Major contributors to the decrease in solar LCOEs are technological improvements and auctions bringing in fierce competition which successful developers manage by improving project economics. “There have been dramatic improvements in the cost-competitiveness of solar and wind. Part of it is due to photovoltaic and wind technology getting better at extracting renewable resources. But our analysis also suggests that since 2016, auctions are forcing developers to realize cost savings by scaling up project size and portfolios,” said Tifenn Brandily, Lead Author of the report at BloombergNEF. “Larger scale enables them to slash balance-of-plant, operations and maintenance expenses – and have a stronger negotiating position when ordering equipment.”
For solar PV, BloombergNEF estimates better performing monocrystalline modules to have taken the solar benchmark in China to $38 per MWh, down 9% from H2/2019. More significantly, newly build solar here is ‘almost on par’ with the running cost of coal-fired power plants at an average of $35 per MWh. This is important as China opens up competition in the power sector.
Globally, in geographies as Australia, China, Chile and the UAE, some of the cheapest PV projects financed in the last 6 months are expected to bring in LCOE of $23 to $29 per MWh, challenging the existing fleet of fossil fuel power plants. Cost-competitiveness will also assure competitive returns to their equity investors.
Come 2030 and BloombergNEF expects LCOE of best-in-class solar and wind projects to drop below $20 per MWh and innovative approaches may drive it further down in times to come. However, the latest Abu Dhabi bidding for a 2 GW project has just resulted in the world’s lowest cost bid, beating a number of other previous solar bids below $20 per MWh (see World’s Lowest Solar Tariff For 2 GW Abu Dhabi Tender).
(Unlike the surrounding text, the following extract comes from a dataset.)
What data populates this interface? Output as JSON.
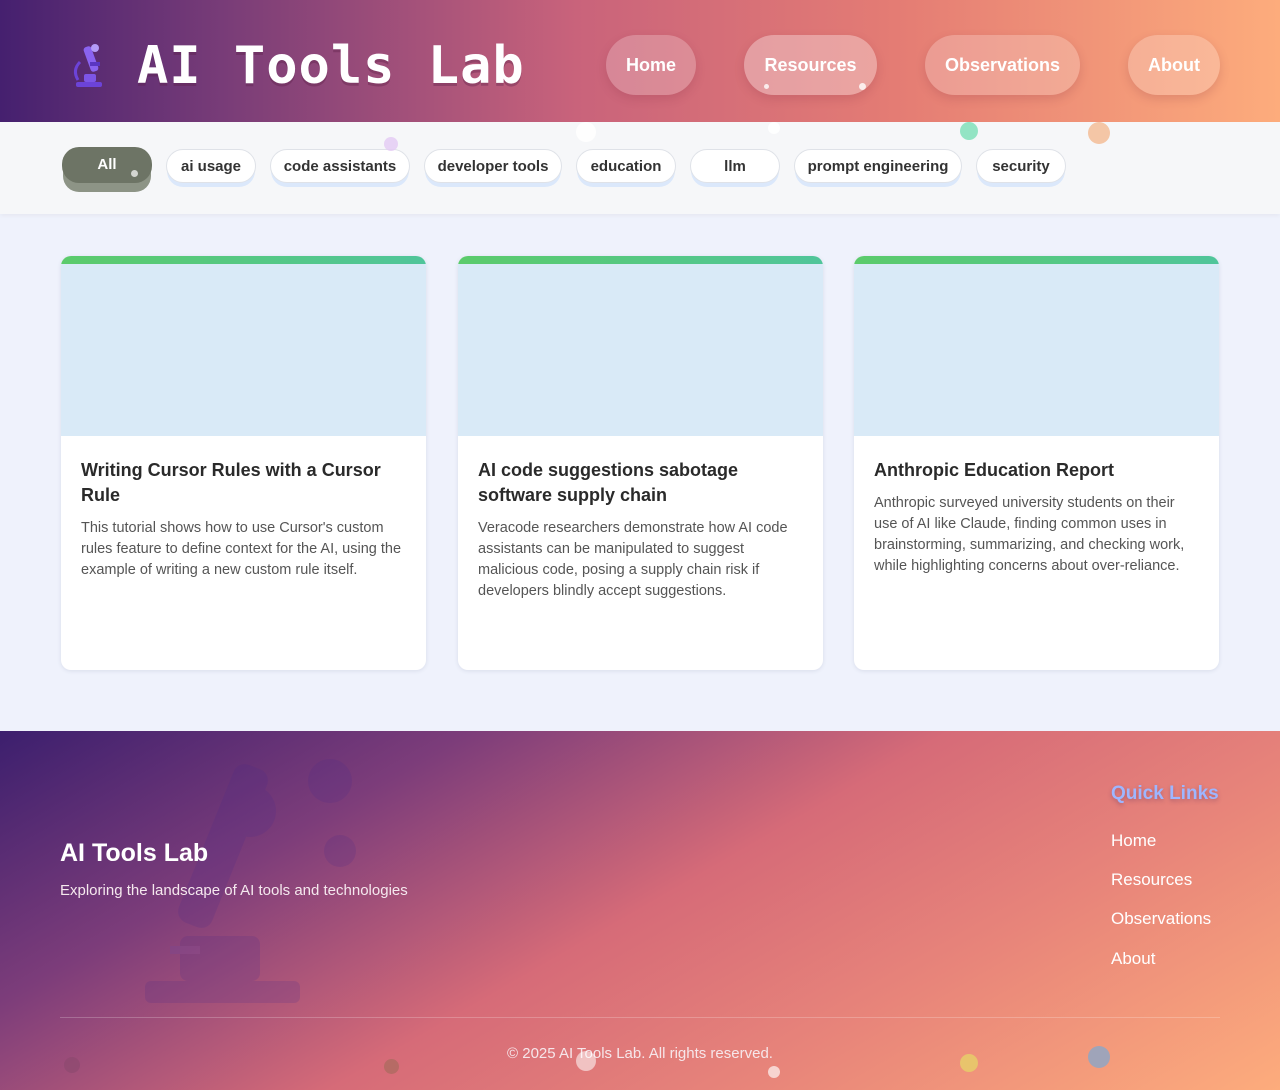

BloombergNEF cautions that the data it analyses has been sourced from actual deals over recent months, and does not reflect what may happen to the LCOE’s of different generation technologies as a result of the economic shock created by the coronavirus pandemic which may well be in favor of fossil fuels.
“The coronavirus will have a range of impacts on the relative cost of fossil and renewable electricity. One important question is what happens to the costs of finance over the short and medium term. Another concerns commodity prices – coal and gas prices have weakened on world markets. If sustained, this could help shield fossil fuel generation for a while from the cost onslaught from renewables,” said BNEF Chief Economist Seb Henbest.